**PROMPT**. The whole listing below needs to be duplicated exactly, pictures aside.

== == ==

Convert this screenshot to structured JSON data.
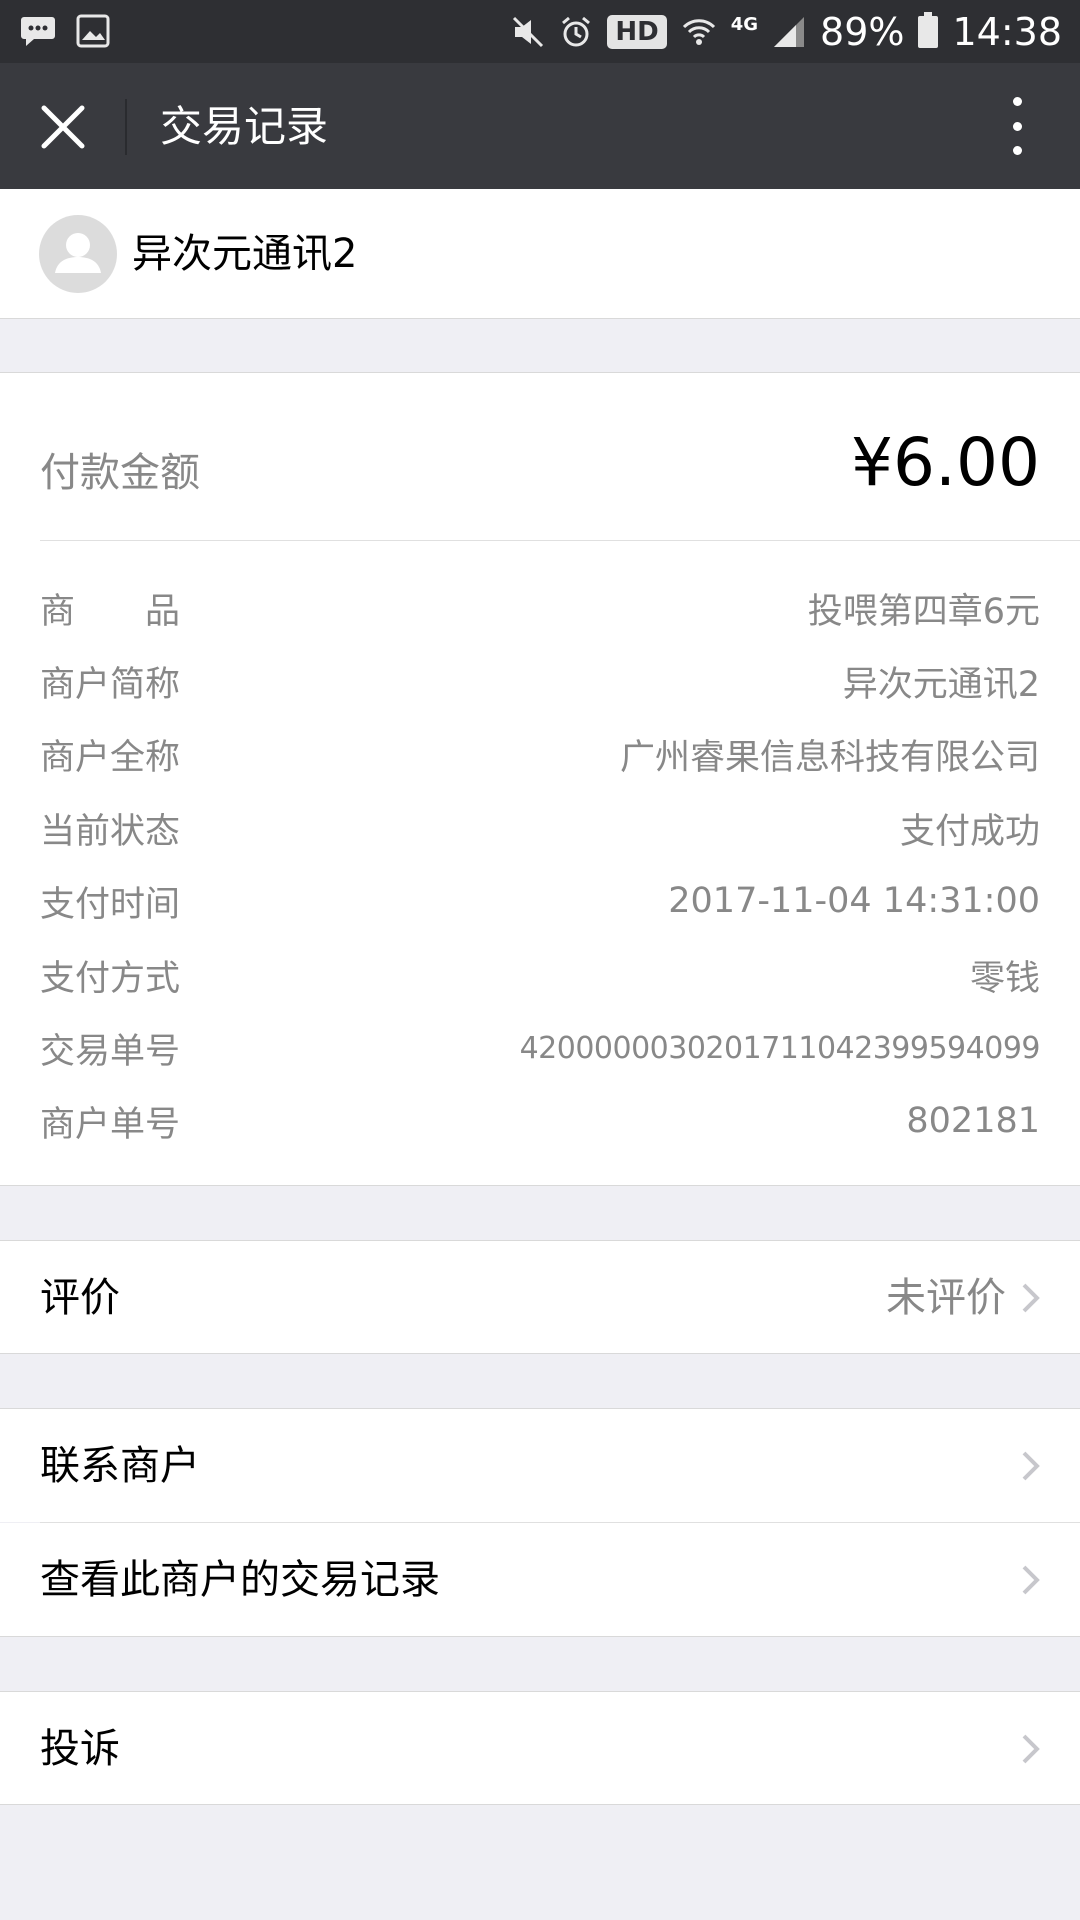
{
  "status_bar": {
    "battery_percent": "89%",
    "time": "14:38",
    "hd_badge": "HD",
    "network_type": "4G",
    "icons": [
      "chat-bubble-icon",
      "image-icon",
      "mute-icon",
      "alarm-icon",
      "hd-icon",
      "wifi-icon",
      "signal-icon",
      "battery-icon"
    ]
  },
  "nav": {
    "title": "交易记录",
    "close_icon": "close-icon",
    "more_icon": "more-vertical-icon"
  },
  "merchant": {
    "name": "异次元通讯2",
    "avatar_icon": "default-avatar-icon"
  },
  "payment": {
    "amount_label": "付款金额",
    "amount_value": "¥6.00",
    "rows": [
      {
        "label": "商　　品",
        "value": "投喂第四章6元"
      },
      {
        "label": "商户简称",
        "value": "异次元通讯2"
      },
      {
        "label": "商户全称",
        "value": "广州睿果信息科技有限公司"
      },
      {
        "label": "当前状态",
        "value": "支付成功"
      },
      {
        "label": "支付时间",
        "value": "2017-11-04 14:31:00"
      },
      {
        "label": "支付方式",
        "value": "零钱"
      },
      {
        "label": "交易单号",
        "value": "4200000030201711042399594099"
      },
      {
        "label": "商户单号",
        "value": "802181"
      }
    ]
  },
  "actions": {
    "review_label": "评价",
    "review_value": "未评价",
    "contact_label": "联系商户",
    "history_label": "查看此商户的交易记录",
    "complaint_label": "投诉"
  },
  "colors": {
    "status_bar_bg": "#2e2f33",
    "nav_bg": "#393a3f",
    "page_bg": "#efeff4",
    "secondary_text": "#888888"
  }
}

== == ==

**TASK RESPONSE**.
Convert this screenshot to structured JSON data.
{
  "status_bar": {
    "battery_percent": "89%",
    "time": "14:38",
    "hd_badge": "HD",
    "network_type": "4G",
    "icons": [
      "chat-bubble-icon",
      "image-icon",
      "mute-icon",
      "alarm-icon",
      "hd-icon",
      "wifi-icon",
      "signal-icon",
      "battery-icon"
    ]
  },
  "nav": {
    "title": "交易记录",
    "close_icon": "close-icon",
    "more_icon": "more-vertical-icon"
  },
  "merchant": {
    "name": "异次元通讯2",
    "avatar_icon": "default-avatar-icon"
  },
  "payment": {
    "amount_label": "付款金额",
    "amount_value": "¥6.00",
    "rows": [
      {
        "label": "商　　品",
        "value": "投喂第四章6元"
      },
      {
        "label": "商户简称",
        "value": "异次元通讯2"
      },
      {
        "label": "商户全称",
        "value": "广州睿果信息科技有限公司"
      },
      {
        "label": "当前状态",
        "value": "支付成功"
      },
      {
        "label": "支付时间",
        "value": "2017-11-04 14:31:00"
      },
      {
        "label": "支付方式",
        "value": "零钱"
      },
      {
        "label": "交易单号",
        "value": "4200000030201711042399594099"
      },
      {
        "label": "商户单号",
        "value": "802181"
      }
    ]
  },
  "actions": {
    "review_label": "评价",
    "review_value": "未评价",
    "contact_label": "联系商户",
    "history_label": "查看此商户的交易记录",
    "complaint_label": "投诉"
  },
  "colors": {
    "status_bar_bg": "#2e2f33",
    "nav_bg": "#393a3f",
    "page_bg": "#efeff4",
    "secondary_text": "#888888"
  }
}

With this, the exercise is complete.